Where a line in the records holds "true", count it once; return only the final number.

[[ Material for this task, beginning ]]

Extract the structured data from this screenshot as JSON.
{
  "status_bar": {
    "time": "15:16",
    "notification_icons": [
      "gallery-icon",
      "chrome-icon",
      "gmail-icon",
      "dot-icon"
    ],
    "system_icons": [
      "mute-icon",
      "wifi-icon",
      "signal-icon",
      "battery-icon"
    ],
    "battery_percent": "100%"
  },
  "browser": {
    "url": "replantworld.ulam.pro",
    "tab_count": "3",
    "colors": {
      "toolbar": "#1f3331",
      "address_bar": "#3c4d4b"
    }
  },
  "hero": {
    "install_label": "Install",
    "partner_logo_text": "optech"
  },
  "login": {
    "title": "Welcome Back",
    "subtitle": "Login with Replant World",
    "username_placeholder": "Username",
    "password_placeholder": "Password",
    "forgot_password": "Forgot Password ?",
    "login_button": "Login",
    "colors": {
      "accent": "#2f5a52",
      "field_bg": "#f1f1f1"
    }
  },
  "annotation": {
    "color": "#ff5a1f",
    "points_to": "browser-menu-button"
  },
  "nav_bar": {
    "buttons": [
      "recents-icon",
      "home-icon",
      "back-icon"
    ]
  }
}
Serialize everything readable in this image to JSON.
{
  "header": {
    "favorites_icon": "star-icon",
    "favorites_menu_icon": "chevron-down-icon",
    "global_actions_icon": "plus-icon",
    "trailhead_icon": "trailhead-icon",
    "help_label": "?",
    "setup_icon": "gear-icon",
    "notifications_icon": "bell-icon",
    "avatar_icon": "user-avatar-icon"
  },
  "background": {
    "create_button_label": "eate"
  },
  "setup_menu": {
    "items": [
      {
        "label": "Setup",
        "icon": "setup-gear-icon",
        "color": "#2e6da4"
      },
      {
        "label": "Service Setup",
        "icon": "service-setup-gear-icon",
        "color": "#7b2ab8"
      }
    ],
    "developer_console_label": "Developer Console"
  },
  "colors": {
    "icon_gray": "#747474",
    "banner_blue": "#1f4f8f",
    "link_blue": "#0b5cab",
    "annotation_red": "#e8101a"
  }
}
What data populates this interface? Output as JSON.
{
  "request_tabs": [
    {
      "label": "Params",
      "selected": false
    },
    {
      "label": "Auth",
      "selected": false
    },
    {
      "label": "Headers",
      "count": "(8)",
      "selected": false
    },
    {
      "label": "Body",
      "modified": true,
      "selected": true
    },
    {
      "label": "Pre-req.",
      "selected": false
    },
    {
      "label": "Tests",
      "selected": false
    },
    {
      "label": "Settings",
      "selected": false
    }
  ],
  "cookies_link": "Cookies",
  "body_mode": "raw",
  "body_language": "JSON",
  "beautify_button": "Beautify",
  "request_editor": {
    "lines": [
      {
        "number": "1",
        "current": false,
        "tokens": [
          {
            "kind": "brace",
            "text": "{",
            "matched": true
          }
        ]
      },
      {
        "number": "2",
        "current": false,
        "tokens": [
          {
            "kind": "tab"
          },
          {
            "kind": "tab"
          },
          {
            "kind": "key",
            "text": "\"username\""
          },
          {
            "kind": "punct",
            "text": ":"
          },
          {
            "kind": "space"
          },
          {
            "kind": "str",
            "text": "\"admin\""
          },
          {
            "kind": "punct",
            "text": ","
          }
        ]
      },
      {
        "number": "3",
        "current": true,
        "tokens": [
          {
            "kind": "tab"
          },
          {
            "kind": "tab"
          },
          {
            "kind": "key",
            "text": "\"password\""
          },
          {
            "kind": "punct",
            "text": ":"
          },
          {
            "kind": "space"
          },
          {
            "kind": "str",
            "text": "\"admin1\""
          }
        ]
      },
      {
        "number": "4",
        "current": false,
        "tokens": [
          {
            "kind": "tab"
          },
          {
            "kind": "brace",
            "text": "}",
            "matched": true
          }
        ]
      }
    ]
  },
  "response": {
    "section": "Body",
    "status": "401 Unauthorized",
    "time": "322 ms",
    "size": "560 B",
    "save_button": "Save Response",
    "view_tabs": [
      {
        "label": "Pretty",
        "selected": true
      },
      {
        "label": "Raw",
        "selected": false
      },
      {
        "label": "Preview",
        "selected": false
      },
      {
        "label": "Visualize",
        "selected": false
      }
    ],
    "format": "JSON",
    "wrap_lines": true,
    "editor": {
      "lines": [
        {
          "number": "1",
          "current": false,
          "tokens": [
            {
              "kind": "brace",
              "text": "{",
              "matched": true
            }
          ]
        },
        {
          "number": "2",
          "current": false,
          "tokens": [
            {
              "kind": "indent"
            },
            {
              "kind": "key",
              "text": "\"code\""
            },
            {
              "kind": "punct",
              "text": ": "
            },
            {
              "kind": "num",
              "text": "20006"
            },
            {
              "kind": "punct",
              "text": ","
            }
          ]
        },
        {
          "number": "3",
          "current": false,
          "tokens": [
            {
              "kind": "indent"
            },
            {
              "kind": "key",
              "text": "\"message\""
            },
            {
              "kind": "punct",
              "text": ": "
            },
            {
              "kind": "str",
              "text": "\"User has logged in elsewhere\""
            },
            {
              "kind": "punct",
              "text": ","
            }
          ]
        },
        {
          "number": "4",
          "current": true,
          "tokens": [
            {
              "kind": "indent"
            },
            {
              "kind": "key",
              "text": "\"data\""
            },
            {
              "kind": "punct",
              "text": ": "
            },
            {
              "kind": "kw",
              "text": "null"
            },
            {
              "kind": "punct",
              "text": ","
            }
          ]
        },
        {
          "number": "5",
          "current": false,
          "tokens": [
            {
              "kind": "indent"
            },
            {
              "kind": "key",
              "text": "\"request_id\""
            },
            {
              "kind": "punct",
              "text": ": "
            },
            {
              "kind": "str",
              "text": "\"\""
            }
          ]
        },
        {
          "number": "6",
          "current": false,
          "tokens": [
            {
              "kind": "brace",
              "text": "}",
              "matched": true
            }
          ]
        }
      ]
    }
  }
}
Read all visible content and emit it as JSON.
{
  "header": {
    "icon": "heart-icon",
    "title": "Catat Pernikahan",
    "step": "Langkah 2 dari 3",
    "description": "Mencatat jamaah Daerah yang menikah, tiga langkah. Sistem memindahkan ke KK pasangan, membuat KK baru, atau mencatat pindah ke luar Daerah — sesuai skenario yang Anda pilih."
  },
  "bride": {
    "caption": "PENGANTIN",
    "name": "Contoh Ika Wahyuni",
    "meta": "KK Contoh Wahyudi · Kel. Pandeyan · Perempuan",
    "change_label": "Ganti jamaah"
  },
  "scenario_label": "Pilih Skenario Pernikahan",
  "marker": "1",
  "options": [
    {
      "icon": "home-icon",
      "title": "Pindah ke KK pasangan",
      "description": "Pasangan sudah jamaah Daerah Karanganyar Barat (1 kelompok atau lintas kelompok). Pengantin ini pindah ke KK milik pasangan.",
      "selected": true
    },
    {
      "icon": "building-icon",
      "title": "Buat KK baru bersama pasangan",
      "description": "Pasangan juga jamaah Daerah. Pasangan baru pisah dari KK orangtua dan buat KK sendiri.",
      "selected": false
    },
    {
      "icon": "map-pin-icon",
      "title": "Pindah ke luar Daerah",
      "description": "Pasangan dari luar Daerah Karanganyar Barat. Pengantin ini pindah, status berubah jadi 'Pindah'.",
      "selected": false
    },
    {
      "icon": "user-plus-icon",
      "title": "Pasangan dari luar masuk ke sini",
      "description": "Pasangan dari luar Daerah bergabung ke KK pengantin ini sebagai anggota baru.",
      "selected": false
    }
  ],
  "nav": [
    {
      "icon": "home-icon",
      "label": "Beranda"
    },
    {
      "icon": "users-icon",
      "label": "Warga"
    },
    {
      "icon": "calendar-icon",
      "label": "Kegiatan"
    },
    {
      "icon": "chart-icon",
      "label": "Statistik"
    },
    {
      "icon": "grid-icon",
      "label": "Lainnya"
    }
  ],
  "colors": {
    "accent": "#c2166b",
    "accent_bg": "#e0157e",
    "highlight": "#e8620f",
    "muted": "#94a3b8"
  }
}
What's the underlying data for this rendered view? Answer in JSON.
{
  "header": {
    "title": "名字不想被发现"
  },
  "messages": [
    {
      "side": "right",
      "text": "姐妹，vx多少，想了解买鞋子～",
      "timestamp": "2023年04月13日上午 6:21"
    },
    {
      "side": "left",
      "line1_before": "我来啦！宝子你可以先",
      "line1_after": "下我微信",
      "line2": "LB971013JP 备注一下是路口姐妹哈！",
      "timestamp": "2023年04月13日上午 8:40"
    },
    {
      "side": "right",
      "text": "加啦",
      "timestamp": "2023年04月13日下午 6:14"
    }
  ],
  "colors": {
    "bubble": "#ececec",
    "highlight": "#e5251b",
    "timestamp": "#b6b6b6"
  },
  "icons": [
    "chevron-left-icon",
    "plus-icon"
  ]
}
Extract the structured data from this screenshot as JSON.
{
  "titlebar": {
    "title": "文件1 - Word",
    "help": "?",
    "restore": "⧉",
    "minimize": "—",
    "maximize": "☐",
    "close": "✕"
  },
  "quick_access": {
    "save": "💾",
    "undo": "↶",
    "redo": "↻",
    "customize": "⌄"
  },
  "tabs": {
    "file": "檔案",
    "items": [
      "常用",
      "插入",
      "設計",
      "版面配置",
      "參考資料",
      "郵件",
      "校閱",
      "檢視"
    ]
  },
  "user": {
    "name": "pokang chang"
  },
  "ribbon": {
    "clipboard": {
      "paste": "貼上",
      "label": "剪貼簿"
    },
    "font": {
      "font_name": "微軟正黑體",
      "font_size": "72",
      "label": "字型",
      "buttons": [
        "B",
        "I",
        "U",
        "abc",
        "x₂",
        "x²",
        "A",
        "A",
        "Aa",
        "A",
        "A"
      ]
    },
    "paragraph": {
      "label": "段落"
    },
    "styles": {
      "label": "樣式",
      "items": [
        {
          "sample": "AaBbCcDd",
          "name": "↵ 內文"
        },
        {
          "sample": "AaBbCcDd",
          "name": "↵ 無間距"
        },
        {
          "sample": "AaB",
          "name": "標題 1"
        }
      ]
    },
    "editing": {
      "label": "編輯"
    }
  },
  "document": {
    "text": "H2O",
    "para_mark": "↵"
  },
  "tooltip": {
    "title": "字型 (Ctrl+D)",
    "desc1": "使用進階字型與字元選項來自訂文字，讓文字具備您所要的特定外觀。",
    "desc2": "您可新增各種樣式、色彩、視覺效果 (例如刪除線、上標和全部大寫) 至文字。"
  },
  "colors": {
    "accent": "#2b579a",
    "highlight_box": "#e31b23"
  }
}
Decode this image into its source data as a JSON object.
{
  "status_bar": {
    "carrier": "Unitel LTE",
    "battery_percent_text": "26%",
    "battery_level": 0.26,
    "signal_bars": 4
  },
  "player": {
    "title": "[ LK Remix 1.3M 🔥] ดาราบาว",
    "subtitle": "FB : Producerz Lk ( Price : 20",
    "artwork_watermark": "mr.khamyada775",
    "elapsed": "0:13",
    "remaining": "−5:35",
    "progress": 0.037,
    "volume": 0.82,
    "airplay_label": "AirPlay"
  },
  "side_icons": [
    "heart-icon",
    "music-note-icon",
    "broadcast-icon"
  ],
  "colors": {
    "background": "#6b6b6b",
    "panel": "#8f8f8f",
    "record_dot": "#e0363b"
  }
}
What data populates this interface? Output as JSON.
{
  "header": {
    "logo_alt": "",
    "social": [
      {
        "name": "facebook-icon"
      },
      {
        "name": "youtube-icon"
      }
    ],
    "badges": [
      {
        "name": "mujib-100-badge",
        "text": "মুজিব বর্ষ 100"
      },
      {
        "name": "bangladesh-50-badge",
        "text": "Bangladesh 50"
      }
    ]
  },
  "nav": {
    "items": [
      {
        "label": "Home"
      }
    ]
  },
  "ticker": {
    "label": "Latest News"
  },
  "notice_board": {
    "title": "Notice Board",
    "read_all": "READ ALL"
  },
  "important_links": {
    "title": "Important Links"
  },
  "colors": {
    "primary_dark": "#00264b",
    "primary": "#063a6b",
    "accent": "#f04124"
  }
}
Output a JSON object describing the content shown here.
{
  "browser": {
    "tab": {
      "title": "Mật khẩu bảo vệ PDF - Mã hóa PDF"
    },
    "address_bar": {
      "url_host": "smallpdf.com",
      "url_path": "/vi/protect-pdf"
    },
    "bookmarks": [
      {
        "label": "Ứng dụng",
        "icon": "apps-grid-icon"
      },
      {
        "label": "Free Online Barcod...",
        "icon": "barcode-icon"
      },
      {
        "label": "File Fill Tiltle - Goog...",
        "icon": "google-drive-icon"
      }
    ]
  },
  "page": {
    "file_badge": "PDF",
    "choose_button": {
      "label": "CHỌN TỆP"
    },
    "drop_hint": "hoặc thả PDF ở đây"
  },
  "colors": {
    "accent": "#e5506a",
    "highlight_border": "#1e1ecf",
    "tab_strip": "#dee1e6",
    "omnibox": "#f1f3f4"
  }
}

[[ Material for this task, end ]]

Solution: 11